Analyst: ‘Bitcoin Correction Very Similar to 2013 — BTC May Remain Stuck at $30K for a While’
The analytics provider Ecoinometrics has published a tweetstorm that shows the current downward spiral from bitcoin’s all-time high is one of “the longest drawdowns bitcoin has had to deal with during a post-halving bull market.” Furthermore, the same day, analyst and economist, Julio Moreno, highlighted in a recent blog post that “in bitcoin, volatility is your friend.”
Analyst Discusses Bitcoin’s Second Longest Drawdown Before the Next Price Move
Most people in the industry understand that bitcoin (BTC) prices have seen better days and many spectators are wondering when the crypto asset will rebound. The fact of the matter is, we really don’t know, but people do leverage previous chart patterns from prior bull markets and have measured a number of timespans.
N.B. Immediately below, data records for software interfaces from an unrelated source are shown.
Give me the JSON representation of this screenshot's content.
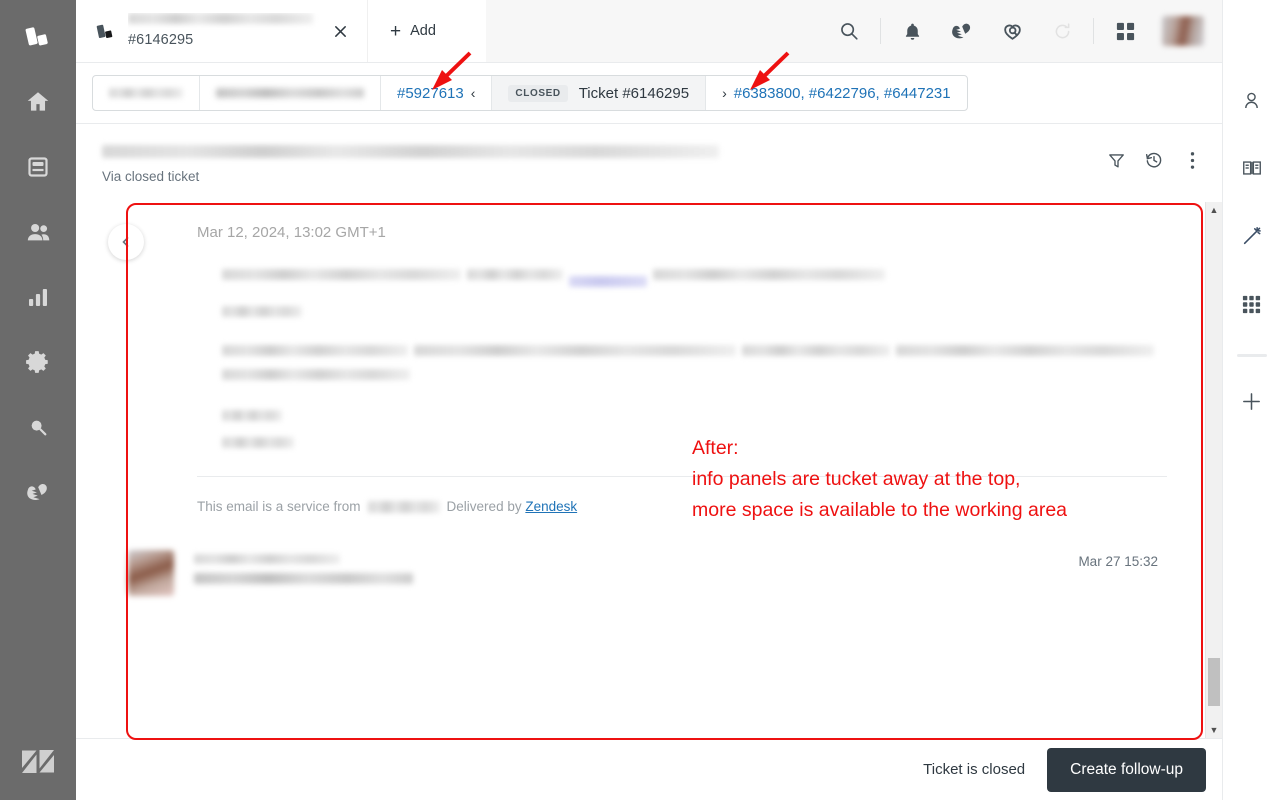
{
  "app": {
    "brand": "Zendesk",
    "accent_blue": "#1f73b7",
    "annotation_red": "#ee1111",
    "dark_button": "#2f3941"
  },
  "sidebar": {
    "items": [
      {
        "name": "home-icon",
        "label": "Home"
      },
      {
        "name": "views-icon",
        "label": "Views"
      },
      {
        "name": "customers-icon",
        "label": "Customers"
      },
      {
        "name": "reporting-icon",
        "label": "Reporting"
      },
      {
        "name": "admin-gear-icon",
        "label": "Admin"
      },
      {
        "name": "search-icon",
        "label": "Search"
      },
      {
        "name": "explore-heart-icon",
        "label": "Explore"
      }
    ],
    "logo_label": "Zendesk"
  },
  "tabbar": {
    "active_tab": {
      "title_redacted": "",
      "ticket_id": "#6146295",
      "icon": "ticket-icon",
      "close_icon": "close-icon"
    },
    "add_tab": {
      "plus": "+",
      "label": "Add"
    },
    "actions": [
      {
        "name": "search-icon",
        "label": "Search"
      },
      {
        "name": "bell-icon",
        "label": "Notifications"
      },
      {
        "name": "guide-heart-icon",
        "label": "Guide"
      },
      {
        "name": "explore-q-icon",
        "label": "Explore"
      },
      {
        "name": "refresh-icon",
        "label": "Refresh"
      },
      {
        "name": "apps-grid-icon",
        "label": "Products"
      },
      {
        "name": "avatar",
        "label": "Profile"
      }
    ]
  },
  "breadcrumb": {
    "segment_1_redacted": "",
    "segment_2_redacted": "",
    "prev_ticket": {
      "label": "#5927613",
      "chevron": "‹"
    },
    "current": {
      "badge": "CLOSED",
      "label": "Ticket #6146295"
    },
    "next_tickets": {
      "chevron": "›",
      "label": "#6383800, #6422796, #6447231"
    }
  },
  "ticket": {
    "subject_redacted": "",
    "via": "Via closed ticket",
    "head_actions": [
      {
        "name": "filter-icon",
        "label": "Filter"
      },
      {
        "name": "history-icon",
        "label": "Events"
      },
      {
        "name": "more-menu-icon",
        "label": "More"
      }
    ]
  },
  "conversation": {
    "event_date": "Mar 12, 2024, 13:02 GMT+1",
    "email_footer": {
      "prefix": "This email is a service from",
      "redacted": "",
      "middle": "Delivered by",
      "link": "Zendesk"
    },
    "next_comment": {
      "author_redacted": "",
      "date": "Mar 27 15:32"
    },
    "collapse_handle_icon": "chevron-left-icon",
    "scrollbar": {
      "up": "▲",
      "down": "▼"
    }
  },
  "bottombar": {
    "status_text": "Ticket is closed",
    "primary_button": "Create follow-up"
  },
  "rightrail": {
    "items": [
      {
        "name": "user-icon",
        "label": "Customer context"
      },
      {
        "name": "knowledge-book-icon",
        "label": "Knowledge"
      },
      {
        "name": "magic-wand-icon",
        "label": "AI assist"
      },
      {
        "name": "apps-dots-icon",
        "label": "Apps"
      },
      {
        "name": "add-app-icon",
        "label": "Add"
      }
    ]
  },
  "annotations": {
    "heading": "After:",
    "line2": "info panels are tucket away at the top,",
    "line3": "more space is available to the working area"
  }
}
In recent times, Bitcoin.com News has published at least two market reports that show speculators believe this bull run resembles the action that took place in 2013. According to the analytics provider Ecoinometrics, the current downturn is the second-longest drop since 2013 and there’s still a lot more time left on the clock.
“Bitcoin after the Halving [on] Jul. 17, 2021,” Ecoinometrics tweeted. “431 days after the 3rd halving [and] BTC at $31,678. One more week stuck in this drawdown, 95 days since the last ATH, bottom -55% below the ATH, and volatility continues to decline,” the analyst added. Ecoinometrics further stressed:
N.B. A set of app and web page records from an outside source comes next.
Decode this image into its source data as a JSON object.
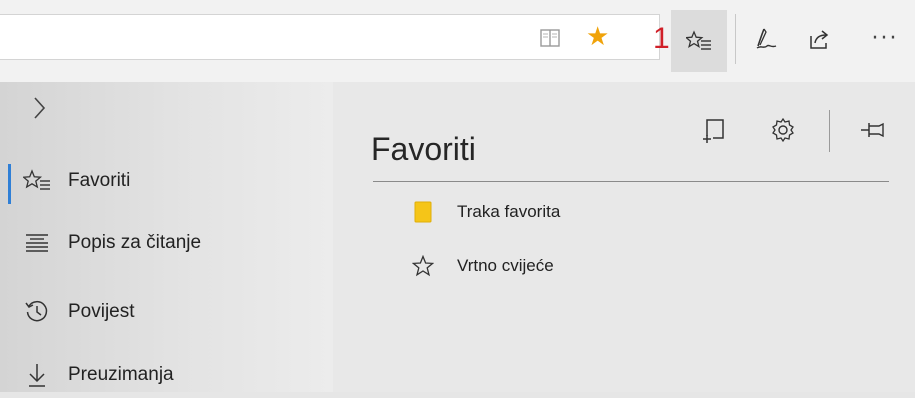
{
  "toolbar": {
    "address_value": "",
    "annotation_number": "1",
    "icons": {
      "reading_view": "reading-view-icon",
      "favorite_star": "star-filled-icon",
      "hub": "hub-favorites-icon",
      "notes": "pen-notes-icon",
      "share": "share-icon",
      "more": "more-dots-icon"
    },
    "more_label": "···",
    "colors": {
      "star": "#f0a30a",
      "annotation": "#d01f28"
    }
  },
  "sidebar": {
    "toggle_icon": "chevron-right-icon",
    "items": [
      {
        "label": "Favoriti",
        "icon": "favorites-icon",
        "active": true
      },
      {
        "label": "Popis za čitanje",
        "icon": "reading-list-icon",
        "active": false
      },
      {
        "label": "Povijest",
        "icon": "history-icon",
        "active": false
      },
      {
        "label": "Preuzimanja",
        "icon": "download-icon",
        "active": false
      }
    ],
    "accent": "#2f7fd6"
  },
  "favorites": {
    "title": "Favoriti",
    "actions": [
      "add-folder-icon",
      "gear-icon",
      "pin-icon"
    ],
    "items": [
      {
        "label": "Traka favorita",
        "icon": "folder-icon",
        "color": "#f5c518"
      },
      {
        "label": "Vrtno cvijeće",
        "icon": "star-outline-icon"
      }
    ]
  }
}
This is one of the longest drawdowns bitcoin has had to deal with during a post-halving bull market. But 95 days is still only half the duration of the big drawdown of 2013… In terms of price trajectory, this correction also looks very similar to 2013. If we continue like that, BTC will remain stuck around $30k for a while.
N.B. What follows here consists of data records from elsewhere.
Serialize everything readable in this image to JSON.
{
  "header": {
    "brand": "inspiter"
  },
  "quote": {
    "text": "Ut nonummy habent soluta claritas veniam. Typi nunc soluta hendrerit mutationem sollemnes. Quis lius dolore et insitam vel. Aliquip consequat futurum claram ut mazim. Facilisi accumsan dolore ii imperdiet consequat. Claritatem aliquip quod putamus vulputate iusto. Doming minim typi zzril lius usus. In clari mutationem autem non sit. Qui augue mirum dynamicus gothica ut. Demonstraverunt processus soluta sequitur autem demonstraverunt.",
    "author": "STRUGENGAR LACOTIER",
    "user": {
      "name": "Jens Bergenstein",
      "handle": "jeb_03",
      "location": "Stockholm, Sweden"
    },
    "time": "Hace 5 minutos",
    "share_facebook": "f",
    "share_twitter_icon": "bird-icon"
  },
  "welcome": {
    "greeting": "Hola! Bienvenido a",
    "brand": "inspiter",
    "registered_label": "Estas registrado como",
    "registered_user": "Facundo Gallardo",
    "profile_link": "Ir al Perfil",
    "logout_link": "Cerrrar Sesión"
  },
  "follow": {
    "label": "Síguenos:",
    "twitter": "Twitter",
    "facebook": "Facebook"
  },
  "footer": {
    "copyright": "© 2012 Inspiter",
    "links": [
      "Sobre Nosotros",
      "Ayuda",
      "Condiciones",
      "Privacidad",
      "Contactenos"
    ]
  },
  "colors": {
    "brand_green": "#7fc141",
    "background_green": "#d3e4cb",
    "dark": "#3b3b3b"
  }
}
The analyst also added that bitcoin’s one-month volatility was also down but “historically speaking, it isn’t particularly low.”
“So from that perspective it is possible for the trading range to stay pretty tight for longer,” Ecoinometrics concluded.
Analyst and economist Julio Moreno agreed with Ecoinometrics’ volatility assessment, and shared a recent blog post he wrote about bitcoin volatility. Moreno’s report explains how people try to discredit bitcoin over price volatility, and his study asks whether or not “volatility [is] a bad thing.”
The analyst notes in his report that he doesn’t believe volatility is necessarily a bad thing. “I would say it is not, as it increases within each cycle along with price gains. When is bitcoin’s price more volatile? Mostly at market tops, after significant price appreciation,” Moreno’s report emphasized. His bitcoin volatility report concludes:
What does changes in bitcoin’s price volatility imply about its future trend? Accumulation has been better at low levels of volatility and this is typically reached before a big price movement.
What do you think about the assessments from Ecoinometrics and Julio Moreno’s reports? Let us know what you think about this subject in the comments section below.